A. You can stay on the program while eating out; however it will require more planning and a thorough knowledge of hidden sources of your reactive foods. It is also important to ask your waiter or the chef about ingredients in the foods available. Refer to the sections on Common & Hidden Sources of Test Substances and Restaurant and Travel Tips for more information.

Q. What if I can’t follow my diet; can I eat foods from my reactive list?

A. When you consume reactive foods, the physiological, immunological, and biochemical effects in some cases can set back your progress by weeks. Therefore, we never advise our patients to eat foods that test reactive or that are known to provoke symptoms. If you are in a situation where it is impossible to follow the specific phase of your program, the next best thing is to be sure to limit your diet to only those foods on your low-reactive list. This may work until you can go back to your original plan. Remember that your results will be compromised the more you stray from your eating plan.

By following your LEAP Program your cravings should subside considerably within the first 5-10 days on the program.
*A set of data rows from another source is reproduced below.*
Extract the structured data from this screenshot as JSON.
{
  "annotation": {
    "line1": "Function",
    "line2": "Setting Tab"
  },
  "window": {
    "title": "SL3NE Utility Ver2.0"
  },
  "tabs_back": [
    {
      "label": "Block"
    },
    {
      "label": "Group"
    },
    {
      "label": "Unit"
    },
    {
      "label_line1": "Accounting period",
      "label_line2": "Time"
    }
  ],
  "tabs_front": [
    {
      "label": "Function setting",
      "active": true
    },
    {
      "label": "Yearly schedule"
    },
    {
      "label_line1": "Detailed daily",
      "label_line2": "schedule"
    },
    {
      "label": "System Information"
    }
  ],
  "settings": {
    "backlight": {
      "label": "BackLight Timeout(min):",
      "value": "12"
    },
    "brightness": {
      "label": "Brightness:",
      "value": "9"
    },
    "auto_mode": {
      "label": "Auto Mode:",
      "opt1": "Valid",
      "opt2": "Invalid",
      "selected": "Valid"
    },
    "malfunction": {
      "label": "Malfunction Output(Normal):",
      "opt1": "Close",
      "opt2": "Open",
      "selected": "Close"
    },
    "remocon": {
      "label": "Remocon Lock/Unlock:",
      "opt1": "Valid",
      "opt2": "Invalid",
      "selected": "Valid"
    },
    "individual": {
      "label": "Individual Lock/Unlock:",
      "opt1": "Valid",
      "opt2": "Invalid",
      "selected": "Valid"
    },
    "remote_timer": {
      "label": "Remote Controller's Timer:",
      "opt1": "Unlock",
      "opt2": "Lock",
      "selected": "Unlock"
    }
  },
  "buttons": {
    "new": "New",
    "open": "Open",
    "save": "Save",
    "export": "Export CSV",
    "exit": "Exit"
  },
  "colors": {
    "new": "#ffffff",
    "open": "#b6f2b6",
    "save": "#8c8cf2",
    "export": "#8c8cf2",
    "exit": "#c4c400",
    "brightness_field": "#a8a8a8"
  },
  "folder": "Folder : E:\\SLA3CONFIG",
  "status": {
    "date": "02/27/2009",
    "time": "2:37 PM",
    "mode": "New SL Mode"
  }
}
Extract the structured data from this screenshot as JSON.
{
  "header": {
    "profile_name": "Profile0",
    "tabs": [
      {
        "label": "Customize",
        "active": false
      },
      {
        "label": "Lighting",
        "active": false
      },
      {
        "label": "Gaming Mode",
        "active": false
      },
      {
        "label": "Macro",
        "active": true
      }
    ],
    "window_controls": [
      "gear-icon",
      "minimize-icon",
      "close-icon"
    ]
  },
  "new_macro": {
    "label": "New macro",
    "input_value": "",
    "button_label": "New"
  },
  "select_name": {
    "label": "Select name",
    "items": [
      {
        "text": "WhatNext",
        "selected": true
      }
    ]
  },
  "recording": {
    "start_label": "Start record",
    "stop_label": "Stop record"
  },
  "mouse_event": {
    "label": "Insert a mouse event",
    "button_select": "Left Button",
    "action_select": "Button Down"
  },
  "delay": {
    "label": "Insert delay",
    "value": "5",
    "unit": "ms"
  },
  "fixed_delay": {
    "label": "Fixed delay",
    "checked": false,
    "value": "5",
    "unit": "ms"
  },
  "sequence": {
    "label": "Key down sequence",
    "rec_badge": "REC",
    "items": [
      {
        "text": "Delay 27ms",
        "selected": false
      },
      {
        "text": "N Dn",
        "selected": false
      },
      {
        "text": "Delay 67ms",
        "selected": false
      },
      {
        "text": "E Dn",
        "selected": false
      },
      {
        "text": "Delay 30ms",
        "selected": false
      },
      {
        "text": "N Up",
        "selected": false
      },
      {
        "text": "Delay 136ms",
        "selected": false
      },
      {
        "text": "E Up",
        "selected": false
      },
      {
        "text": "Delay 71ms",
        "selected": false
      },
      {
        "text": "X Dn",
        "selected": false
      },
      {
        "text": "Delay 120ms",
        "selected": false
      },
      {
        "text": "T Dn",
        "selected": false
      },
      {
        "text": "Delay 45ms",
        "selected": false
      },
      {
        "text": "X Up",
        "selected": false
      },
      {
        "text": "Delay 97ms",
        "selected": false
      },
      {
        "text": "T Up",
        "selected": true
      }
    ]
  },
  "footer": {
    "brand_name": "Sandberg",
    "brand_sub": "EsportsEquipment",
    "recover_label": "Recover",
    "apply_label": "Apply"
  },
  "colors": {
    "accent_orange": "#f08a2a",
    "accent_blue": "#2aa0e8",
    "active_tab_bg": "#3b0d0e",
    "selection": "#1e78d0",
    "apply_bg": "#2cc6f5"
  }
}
Remember that cheating on the program cannot bring about any long term benefit and usually results in short, medium, and long term problems. Another thing that may make it easier to give up foods you crave is to understand that in reality, your reactive foods are poisoning you. Many people crave chocolate. But how many people would eat chocolate covered poison? So if you can understand that your reactive foods are poison, it becomes easier to find an alternative.

How Food Sensitivities Cause Symptoms

Video by LEAP MRT Expert Susan Linke